Reproduce the complete listing without any deviation.

Input:
-- Opening Marker --

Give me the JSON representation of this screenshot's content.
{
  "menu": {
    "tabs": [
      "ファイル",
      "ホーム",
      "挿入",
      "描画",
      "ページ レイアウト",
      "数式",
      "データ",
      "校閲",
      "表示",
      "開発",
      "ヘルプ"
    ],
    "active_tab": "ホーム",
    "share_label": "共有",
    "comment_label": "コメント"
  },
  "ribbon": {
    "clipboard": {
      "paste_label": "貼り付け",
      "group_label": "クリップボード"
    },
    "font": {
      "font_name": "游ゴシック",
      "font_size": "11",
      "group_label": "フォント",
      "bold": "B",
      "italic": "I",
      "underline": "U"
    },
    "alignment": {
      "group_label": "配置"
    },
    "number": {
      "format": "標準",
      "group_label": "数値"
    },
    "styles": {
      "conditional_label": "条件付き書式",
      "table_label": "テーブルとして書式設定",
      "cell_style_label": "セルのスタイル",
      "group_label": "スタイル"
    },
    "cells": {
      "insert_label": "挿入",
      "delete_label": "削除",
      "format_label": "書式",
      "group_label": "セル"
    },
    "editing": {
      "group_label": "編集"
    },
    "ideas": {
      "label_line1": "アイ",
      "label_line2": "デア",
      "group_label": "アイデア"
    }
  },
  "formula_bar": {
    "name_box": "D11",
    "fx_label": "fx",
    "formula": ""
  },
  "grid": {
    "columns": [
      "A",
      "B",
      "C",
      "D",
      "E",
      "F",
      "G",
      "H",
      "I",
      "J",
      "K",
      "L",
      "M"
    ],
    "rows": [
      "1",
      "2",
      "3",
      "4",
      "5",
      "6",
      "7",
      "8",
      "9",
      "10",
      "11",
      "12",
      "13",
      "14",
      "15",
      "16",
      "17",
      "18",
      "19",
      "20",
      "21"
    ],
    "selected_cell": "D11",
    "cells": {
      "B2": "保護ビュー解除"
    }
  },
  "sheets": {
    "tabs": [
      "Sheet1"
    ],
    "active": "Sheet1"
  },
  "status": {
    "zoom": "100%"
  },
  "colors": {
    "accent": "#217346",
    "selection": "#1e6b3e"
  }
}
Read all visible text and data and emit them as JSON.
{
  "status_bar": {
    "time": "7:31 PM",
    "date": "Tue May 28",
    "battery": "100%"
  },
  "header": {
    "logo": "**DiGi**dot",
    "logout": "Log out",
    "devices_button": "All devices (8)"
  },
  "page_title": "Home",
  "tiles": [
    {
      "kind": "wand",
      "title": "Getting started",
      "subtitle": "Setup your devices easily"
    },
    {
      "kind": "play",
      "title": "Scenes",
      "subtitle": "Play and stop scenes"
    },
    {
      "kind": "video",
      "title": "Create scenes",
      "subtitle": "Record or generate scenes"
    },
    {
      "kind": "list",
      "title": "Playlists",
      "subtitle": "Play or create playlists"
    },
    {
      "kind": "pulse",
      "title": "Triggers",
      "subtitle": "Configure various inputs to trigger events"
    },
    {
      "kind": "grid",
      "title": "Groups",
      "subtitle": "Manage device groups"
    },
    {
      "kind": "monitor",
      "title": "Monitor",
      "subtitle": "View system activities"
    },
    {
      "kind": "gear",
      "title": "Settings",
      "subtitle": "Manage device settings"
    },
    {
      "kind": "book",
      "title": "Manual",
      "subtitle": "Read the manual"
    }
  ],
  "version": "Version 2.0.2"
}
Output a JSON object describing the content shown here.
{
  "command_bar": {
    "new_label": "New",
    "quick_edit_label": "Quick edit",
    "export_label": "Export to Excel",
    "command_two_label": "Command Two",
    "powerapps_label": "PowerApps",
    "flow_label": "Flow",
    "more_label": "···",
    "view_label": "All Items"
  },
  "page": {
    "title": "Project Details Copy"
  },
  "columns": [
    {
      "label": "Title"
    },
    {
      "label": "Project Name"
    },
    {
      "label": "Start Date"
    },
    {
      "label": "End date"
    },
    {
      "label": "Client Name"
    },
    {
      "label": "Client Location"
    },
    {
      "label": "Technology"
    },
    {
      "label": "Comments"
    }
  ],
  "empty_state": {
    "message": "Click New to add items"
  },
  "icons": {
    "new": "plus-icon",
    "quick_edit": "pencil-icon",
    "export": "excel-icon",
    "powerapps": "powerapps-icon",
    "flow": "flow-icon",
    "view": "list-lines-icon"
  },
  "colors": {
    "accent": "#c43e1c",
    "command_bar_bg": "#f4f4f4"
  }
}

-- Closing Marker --

Answer to this exercise:
Give me the JSON representation of this screenshot's content.
{
  "menu": {
    "tabs": [
      "ファイル",
      "ホーム",
      "挿入",
      "描画",
      "ページ レイアウト",
      "数式",
      "データ",
      "校閲",
      "表示",
      "開発",
      "ヘルプ"
    ],
    "active_tab": "ホーム",
    "share_label": "共有",
    "comment_label": "コメント"
  },
  "ribbon": {
    "clipboard": {
      "paste_label": "貼り付け",
      "group_label": "クリップボード"
    },
    "font": {
      "font_name": "游ゴシック",
      "font_size": "11",
      "group_label": "フォント",
      "bold": "B",
      "italic": "I",
      "underline": "U"
    },
    "alignment": {
      "group_label": "配置"
    },
    "number": {
      "format": "標準",
      "group_label": "数値"
    },
    "styles": {
      "conditional_label": "条件付き書式",
      "table_label": "テーブルとして書式設定",
      "cell_style_label": "セルのスタイル",
      "group_label": "スタイル"
    },
    "cells": {
      "insert_label": "挿入",
      "delete_label": "削除",
      "format_label": "書式",
      "group_label": "セル"
    },
    "editing": {
      "group_label": "編集"
    },
    "ideas": {
      "label_line1": "アイ",
      "label_line2": "デア",
      "group_label": "アイデア"
    }
  },
  "formula_bar": {
    "name_box": "D11",
    "fx_label": "fx",
    "formula": ""
  },
  "grid": {
    "columns": [
      "A",
      "B",
      "C",
      "D",
      "E",
      "F",
      "G",
      "H",
      "I",
      "J",
      "K",
      "L",
      "M"
    ],
    "rows": [
      "1",
      "2",
      "3",
      "4",
      "5",
      "6",
      "7",
      "8",
      "9",
      "10",
      "11",
      "12",
      "13",
      "14",
      "15",
      "16",
      "17",
      "18",
      "19",
      "20",
      "21"
    ],
    "selected_cell": "D11",
    "cells": {
      "B2": "保護ビュー解除"
    }
  },
  "sheets": {
    "tabs": [
      "Sheet1"
    ],
    "active": "Sheet1"
  },
  "status": {
    "zoom": "100%"
  },
  "colors": {
    "accent": "#217346",
    "selection": "#1e6b3e"
  }
}
Read all visible text and data and emit them as JSON.
{
  "status_bar": {
    "time": "7:31 PM",
    "date": "Tue May 28",
    "battery": "100%"
  },
  "header": {
    "logo": "**DiGi**dot",
    "logout": "Log out",
    "devices_button": "All devices (8)"
  },
  "page_title": "Home",
  "tiles": [
    {
      "kind": "wand",
      "title": "Getting started",
      "subtitle": "Setup your devices easily"
    },
    {
      "kind": "play",
      "title": "Scenes",
      "subtitle": "Play and stop scenes"
    },
    {
      "kind": "video",
      "title": "Create scenes",
      "subtitle": "Record or generate scenes"
    },
    {
      "kind": "list",
      "title": "Playlists",
      "subtitle": "Play or create playlists"
    },
    {
      "kind": "pulse",
      "title": "Triggers",
      "subtitle": "Configure various inputs to trigger events"
    },
    {
      "kind": "grid",
      "title": "Groups",
      "subtitle": "Manage device groups"
    },
    {
      "kind": "monitor",
      "title": "Monitor",
      "subtitle": "View system activities"
    },
    {
      "kind": "gear",
      "title": "Settings",
      "subtitle": "Manage device settings"
    },
    {
      "kind": "book",
      "title": "Manual",
      "subtitle": "Read the manual"
    }
  ],
  "version": "Version 2.0.2"
}
Output a JSON object describing the content shown here.
{
  "command_bar": {
    "new_label": "New",
    "quick_edit_label": "Quick edit",
    "export_label": "Export to Excel",
    "command_two_label": "Command Two",
    "powerapps_label": "PowerApps",
    "flow_label": "Flow",
    "more_label": "···",
    "view_label": "All Items"
  },
  "page": {
    "title": "Project Details Copy"
  },
  "columns": [
    {
      "label": "Title"
    },
    {
      "label": "Project Name"
    },
    {
      "label": "Start Date"
    },
    {
      "label": "End date"
    },
    {
      "label": "Client Name"
    },
    {
      "label": "Client Location"
    },
    {
      "label": "Technology"
    },
    {
      "label": "Comments"
    }
  ],
  "empty_state": {
    "message": "Click New to add items"
  },
  "icons": {
    "new": "plus-icon",
    "quick_edit": "pencil-icon",
    "export": "excel-icon",
    "powerapps": "powerapps-icon",
    "flow": "flow-icon",
    "view": "list-lines-icon"
  },
  "colors": {
    "accent": "#c43e1c",
    "command_bar_bg": "#f4f4f4"
  }
}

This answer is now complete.